• Hebrew is a single case alphabetic script consisting of 22 letters and 5 additional final forms. It is written from right to left.
• Traditionally Hebrew typefaces do not include typographic ‘tools’ such as italics or small caps.
• The Hebrew script is used for Hebrew, Yiddish, and Ladino.
• Hebrew letters are written below the top guideline (as Ismar David described, “...Hanging like laundry from a clothesline.”). Although Hebrew is written from right to left, each individual character is produced by pulling the pen from left to right and from top to bottom. Hebrew traditionally has a horizontal stress.
• The Hebrew alphabet has no vowel letters. The vocalisation marks (Niqqud) is a set of diacritics added above, below, and within the characters in order to distinguish between alternative pronunciations of letters. Biblical text requires additional specialized marks as well as cantillation marks used as musical notation for chanting rituals.
• Hebrew uses Arabic numerals and Latin punctuation marks with the addition of the Hebrew high-hyphen. Although the punctuation marks are identical to the Latin ones, their height and angle should be adapted to Hebrew.
• There is a traditional Alef-Lamed ligature, and a Shin-Het ligature which is used for the Israeli currency sign.
• Using Hebrew in publishing software: to correctly set Hebrew texts in Indesign or other desktop publishing software make sure the right-to-left typesetting is activated. For InDesign, activate the Adobe World-Ready Paragraph Composer; for Illustrator, activate the Middle Eastern Single-line Composer, and make sure the text has the Hebrew LOCL feature activated.
David, Ismar. The Hebrew letter: calligraphic variations. Northvale, N.J. J.: Aronson Inc., 1990.
Lavi Turkenic, Liron. From Frank Rühl to Peninim. A story of people, type and technology. MA Typeface Design studies at the University of Reading, 2013.

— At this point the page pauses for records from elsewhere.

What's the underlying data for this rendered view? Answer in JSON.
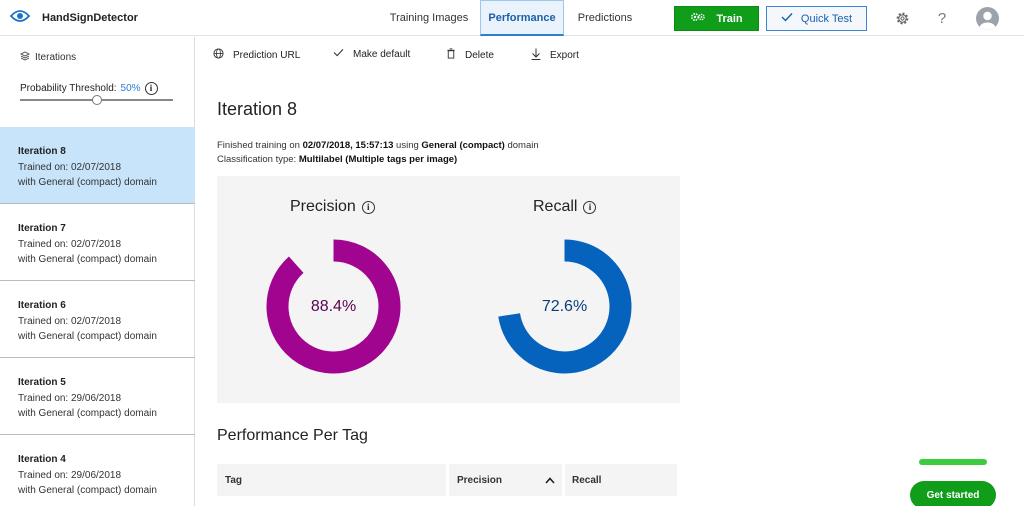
{
  "app": {
    "name": "HandSignDetector"
  },
  "nav": {
    "tabs": [
      {
        "label": "Training Images"
      },
      {
        "label": "Performance"
      },
      {
        "label": "Predictions"
      }
    ],
    "train_label": "Train",
    "quick_test_label": "Quick Test"
  },
  "sidebar": {
    "heading": "Iterations",
    "threshold_label": "Probability Threshold:",
    "threshold_value": "50%",
    "threshold_fraction": 0.5,
    "iterations": [
      {
        "name": "Iteration 8",
        "trained": "Trained on: 02/07/2018",
        "domain": "with General (compact) domain"
      },
      {
        "name": "Iteration 7",
        "trained": "Trained on: 02/07/2018",
        "domain": "with General (compact) domain"
      },
      {
        "name": "Iteration 6",
        "trained": "Trained on: 02/07/2018",
        "domain": "with General (compact) domain"
      },
      {
        "name": "Iteration 5",
        "trained": "Trained on: 29/06/2018",
        "domain": "with General (compact) domain"
      },
      {
        "name": "Iteration 4",
        "trained": "Trained on: 29/06/2018",
        "domain": "with General (compact) domain"
      }
    ]
  },
  "toolbar": {
    "prediction_url": "Prediction URL",
    "make_default": "Make default",
    "delete": "Delete",
    "export": "Export"
  },
  "main": {
    "title": "Iteration 8",
    "info_line1": {
      "prefix": "Finished training on ",
      "date": "02/07/2018, 15:57:13",
      "middle": " using ",
      "domain": "General (compact)",
      "suffix": " domain"
    },
    "info_line2": {
      "prefix": "Classification type: ",
      "type": "Multilabel (Multiple tags per image)"
    },
    "precision": {
      "label": "Precision",
      "value_text": "88.4%",
      "value": 0.884,
      "color": "#a1058f"
    },
    "recall": {
      "label": "Recall",
      "value_text": "72.6%",
      "value": 0.726,
      "color": "#0563bd"
    },
    "per_tag_title": "Performance Per Tag",
    "table_headers": {
      "tag": "Tag",
      "precision": "Precision",
      "recall": "Recall"
    }
  },
  "onboarding": {
    "progress": 1.0,
    "get_started": "Get started"
  }
}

Narkiss, Mordechai. Dictionary of graphics terms. Bialik Institute and The Hebrew Language Committee, Jerusalem, 1936–7.
Pludwinski, Izzy. Mastering Hebrew calligraphy. New Milford, CT; Jerusalem, Toby Press, 2012.
Sadan, Meir, ‘An introduction to Hebrew type (2018), what is a “serif” in Hebrew? (2017)’ Medium.com.
Silberberg, Gershon. Principles of printing, The organisation of printers in Israel. Merhavia: Ha’shomer Ha’tzair press. 1968 [Heb].
Spitzer, Moshe. The development of Hebrew lettering: and other selections, Ariel; quarterly review of arts and letters in Israel, No. 37, January 1, 1974.
Stern, Adi, Some guidelines and recommendations for the design of a Hebrew book typeface, MA dissertation Typeface Design, University of Reading, 2003.
Wardi, Ada. (ed). The graphic design of Moshe Spitzer, Franzisca Baruch, and Henri Friedlaender. Jerusalem: The Israel Museum, 2015–16.
Yardeni, Ada, The book of Hebrew script : history, palaeography, script styles, calligraphy & design, 3rd Edition, Carta, Jerusalem, 2010.
Download the PDF Hebrew Type Anatomy.